__Directions for this task__: Search through the entries for the word "index" and copy every line that has it.

__Data section__:
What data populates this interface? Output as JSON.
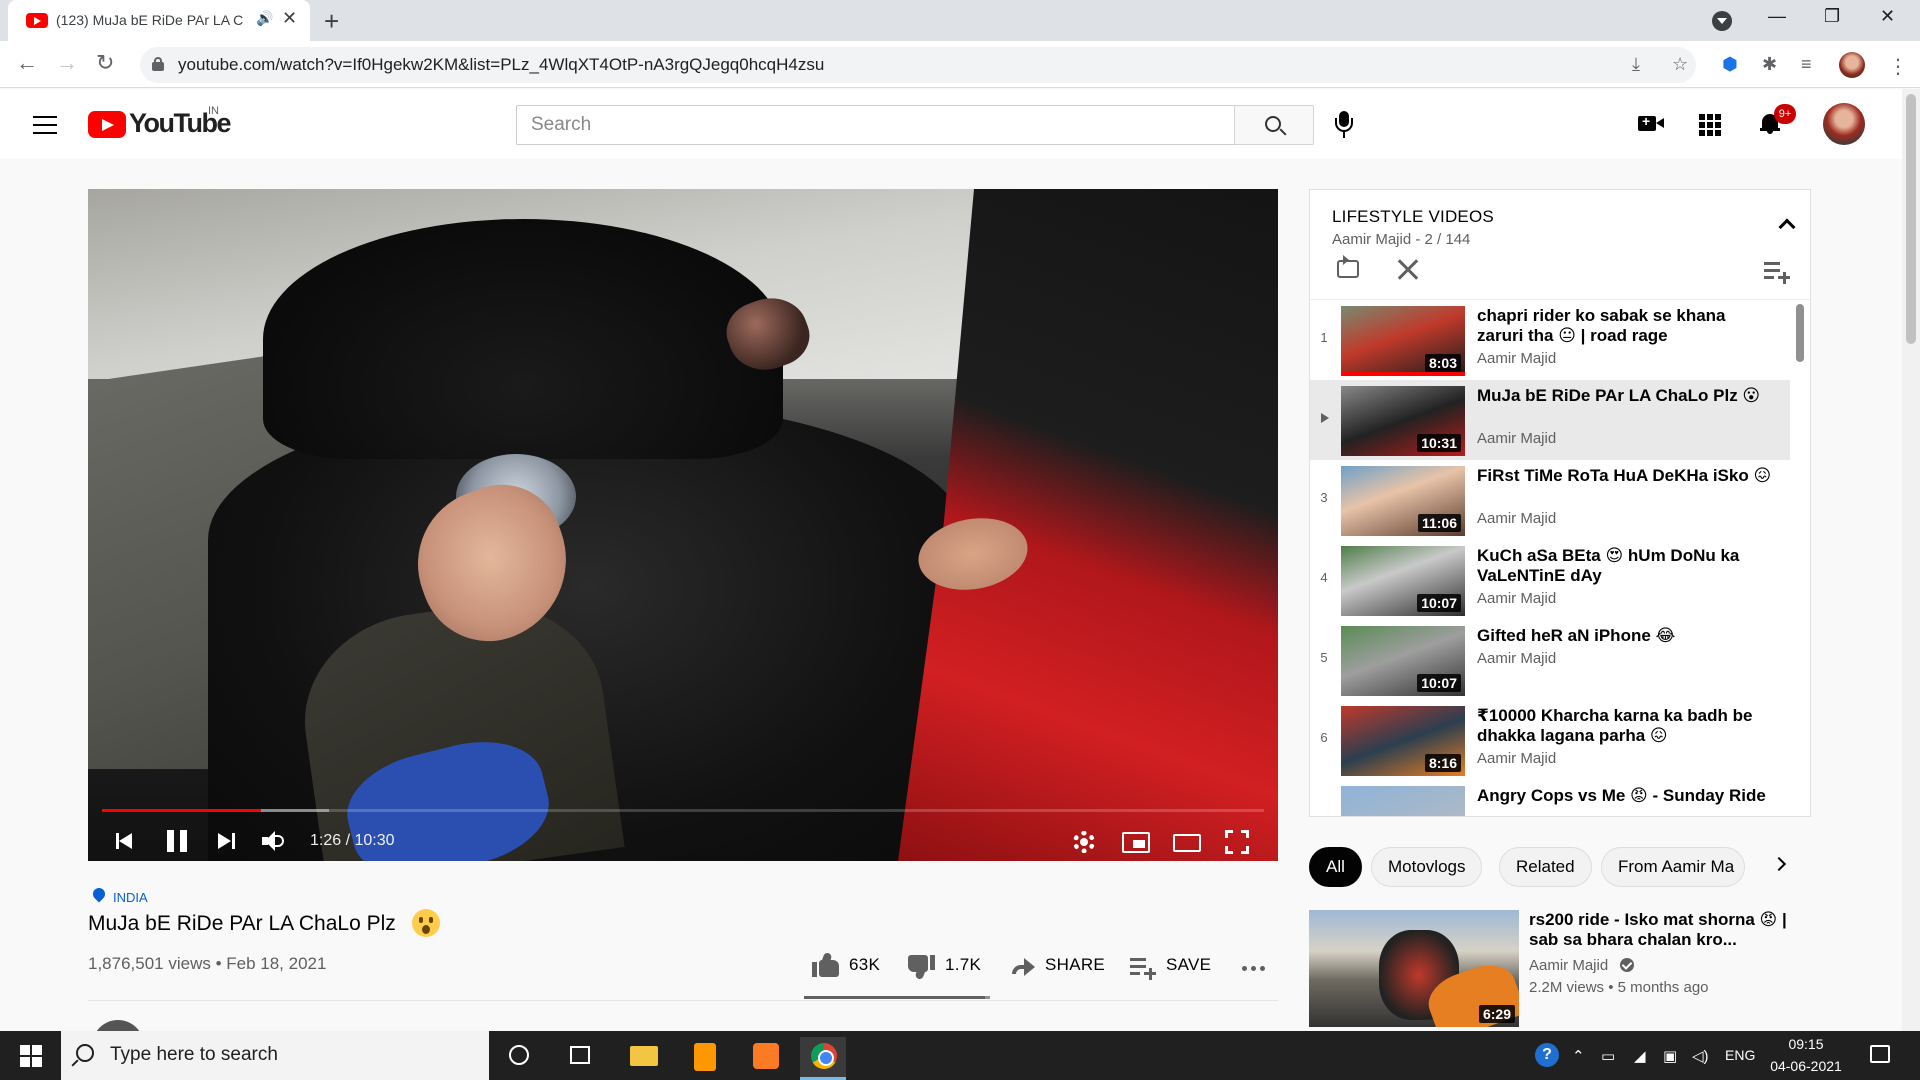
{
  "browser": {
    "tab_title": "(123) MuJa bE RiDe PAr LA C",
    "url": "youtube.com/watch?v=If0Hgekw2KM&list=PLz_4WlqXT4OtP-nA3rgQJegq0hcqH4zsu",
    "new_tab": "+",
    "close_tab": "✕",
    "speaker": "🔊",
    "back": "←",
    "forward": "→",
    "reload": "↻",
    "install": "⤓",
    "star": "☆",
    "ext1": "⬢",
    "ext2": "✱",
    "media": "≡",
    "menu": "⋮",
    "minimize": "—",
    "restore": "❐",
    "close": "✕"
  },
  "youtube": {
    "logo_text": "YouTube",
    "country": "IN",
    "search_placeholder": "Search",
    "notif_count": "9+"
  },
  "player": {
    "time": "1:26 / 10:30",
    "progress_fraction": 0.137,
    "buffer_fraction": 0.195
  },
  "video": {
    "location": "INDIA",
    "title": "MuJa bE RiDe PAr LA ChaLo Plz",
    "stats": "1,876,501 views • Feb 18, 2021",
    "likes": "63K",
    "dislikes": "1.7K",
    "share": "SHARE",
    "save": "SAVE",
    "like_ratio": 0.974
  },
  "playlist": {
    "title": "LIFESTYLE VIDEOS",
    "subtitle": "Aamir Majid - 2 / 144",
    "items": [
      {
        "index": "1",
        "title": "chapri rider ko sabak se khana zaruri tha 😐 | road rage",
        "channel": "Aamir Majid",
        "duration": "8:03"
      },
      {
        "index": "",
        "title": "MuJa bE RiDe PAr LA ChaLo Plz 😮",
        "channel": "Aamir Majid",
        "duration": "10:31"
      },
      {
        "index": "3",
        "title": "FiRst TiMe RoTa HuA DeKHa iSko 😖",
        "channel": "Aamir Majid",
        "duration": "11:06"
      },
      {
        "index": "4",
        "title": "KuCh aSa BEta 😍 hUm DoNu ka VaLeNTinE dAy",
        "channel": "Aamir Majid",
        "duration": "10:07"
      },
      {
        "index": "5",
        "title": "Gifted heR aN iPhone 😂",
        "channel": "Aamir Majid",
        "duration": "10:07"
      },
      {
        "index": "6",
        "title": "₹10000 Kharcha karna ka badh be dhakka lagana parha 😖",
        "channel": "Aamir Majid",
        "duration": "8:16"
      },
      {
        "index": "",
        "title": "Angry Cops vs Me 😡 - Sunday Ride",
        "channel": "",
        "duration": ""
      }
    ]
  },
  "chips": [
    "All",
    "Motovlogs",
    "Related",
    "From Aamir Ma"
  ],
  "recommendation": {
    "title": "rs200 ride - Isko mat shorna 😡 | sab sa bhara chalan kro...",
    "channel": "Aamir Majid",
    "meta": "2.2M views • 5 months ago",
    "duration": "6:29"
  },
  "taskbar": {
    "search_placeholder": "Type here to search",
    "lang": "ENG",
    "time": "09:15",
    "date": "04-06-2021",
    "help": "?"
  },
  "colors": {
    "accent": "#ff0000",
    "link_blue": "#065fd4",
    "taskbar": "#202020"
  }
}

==

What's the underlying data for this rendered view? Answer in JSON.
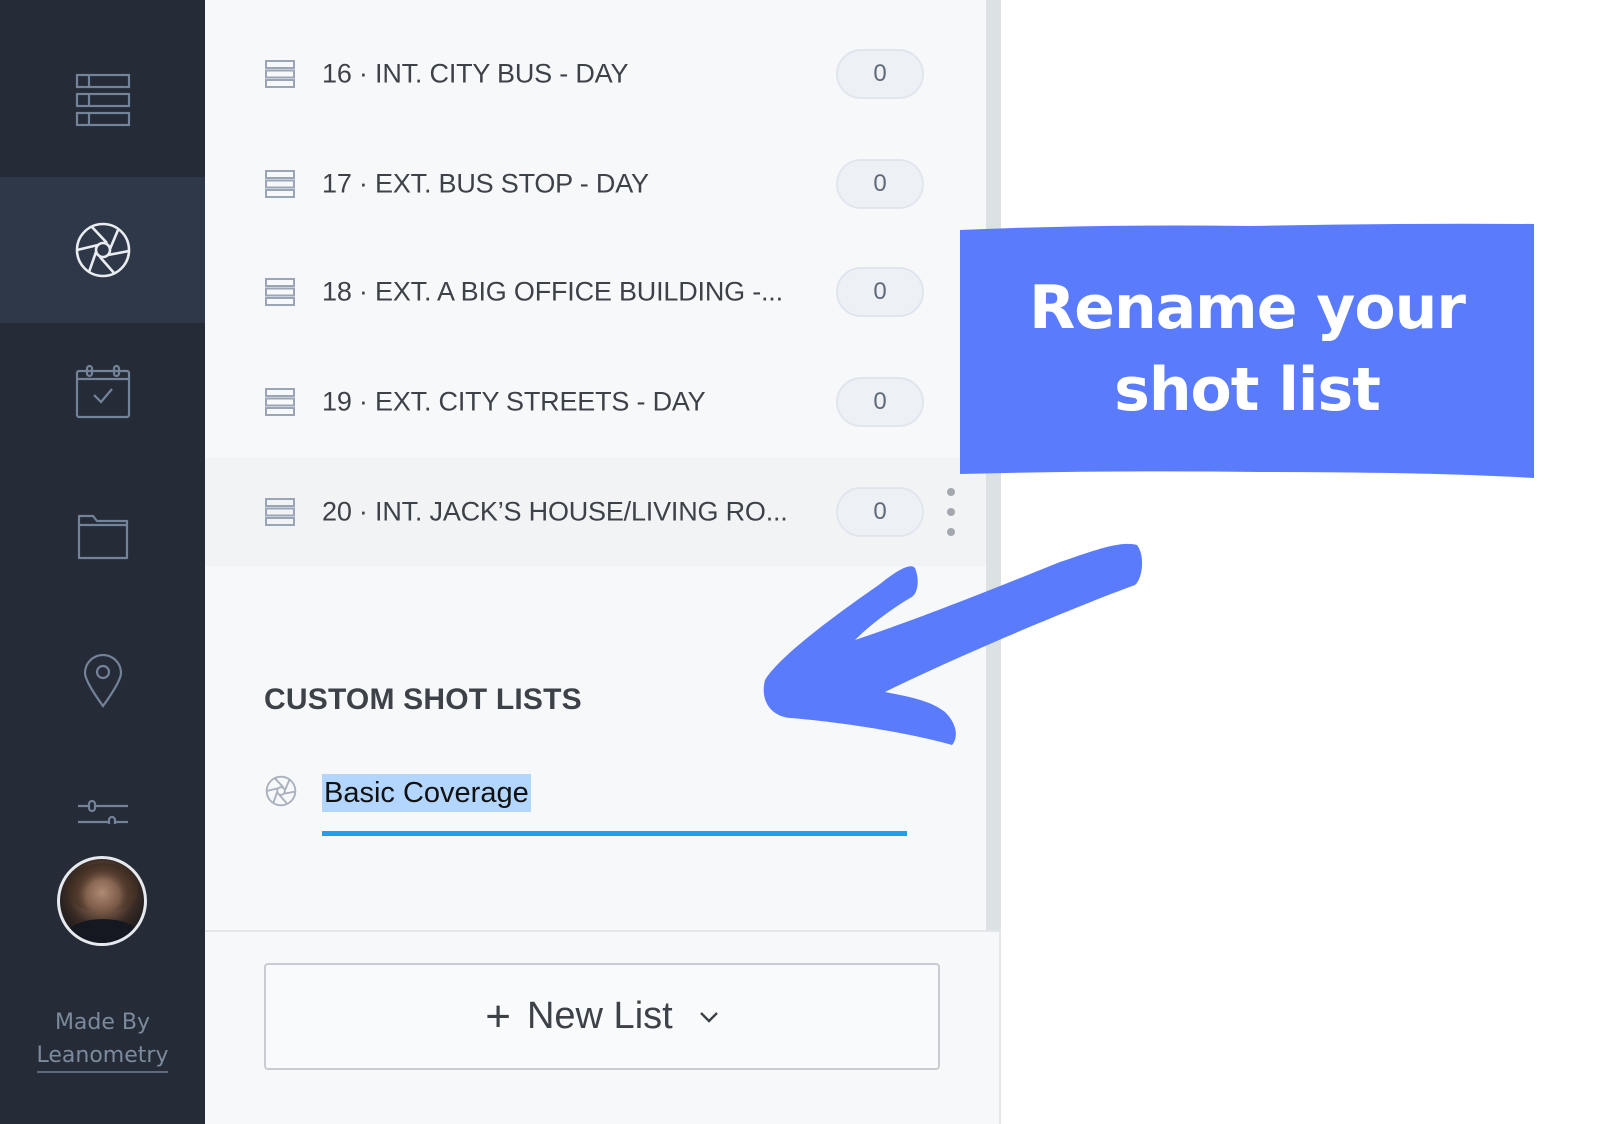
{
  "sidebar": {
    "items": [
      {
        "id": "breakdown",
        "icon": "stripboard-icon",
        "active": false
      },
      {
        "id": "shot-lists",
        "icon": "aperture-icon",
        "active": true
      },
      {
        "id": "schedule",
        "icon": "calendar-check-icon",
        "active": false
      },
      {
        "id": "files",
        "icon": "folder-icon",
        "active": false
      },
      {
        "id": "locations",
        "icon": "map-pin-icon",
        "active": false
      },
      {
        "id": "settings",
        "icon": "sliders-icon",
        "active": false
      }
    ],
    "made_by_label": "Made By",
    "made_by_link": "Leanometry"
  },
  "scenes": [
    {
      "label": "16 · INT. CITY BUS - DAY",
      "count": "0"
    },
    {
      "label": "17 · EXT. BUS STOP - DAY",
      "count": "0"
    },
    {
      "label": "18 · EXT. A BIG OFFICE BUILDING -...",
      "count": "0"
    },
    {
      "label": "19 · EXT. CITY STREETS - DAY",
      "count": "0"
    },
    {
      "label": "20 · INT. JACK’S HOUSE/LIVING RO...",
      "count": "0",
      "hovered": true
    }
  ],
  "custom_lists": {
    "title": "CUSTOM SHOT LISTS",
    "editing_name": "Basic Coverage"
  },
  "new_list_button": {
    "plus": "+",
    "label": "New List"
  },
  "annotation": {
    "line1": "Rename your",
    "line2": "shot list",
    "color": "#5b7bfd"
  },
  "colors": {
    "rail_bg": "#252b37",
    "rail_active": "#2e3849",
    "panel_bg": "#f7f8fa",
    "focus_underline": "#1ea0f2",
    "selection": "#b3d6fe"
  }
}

__Expected answer__:
        "index": "1",
        "index": "",
        "index": "3",
        "index": "4",
        "index": "5",
        "index": "6",
        "index": "",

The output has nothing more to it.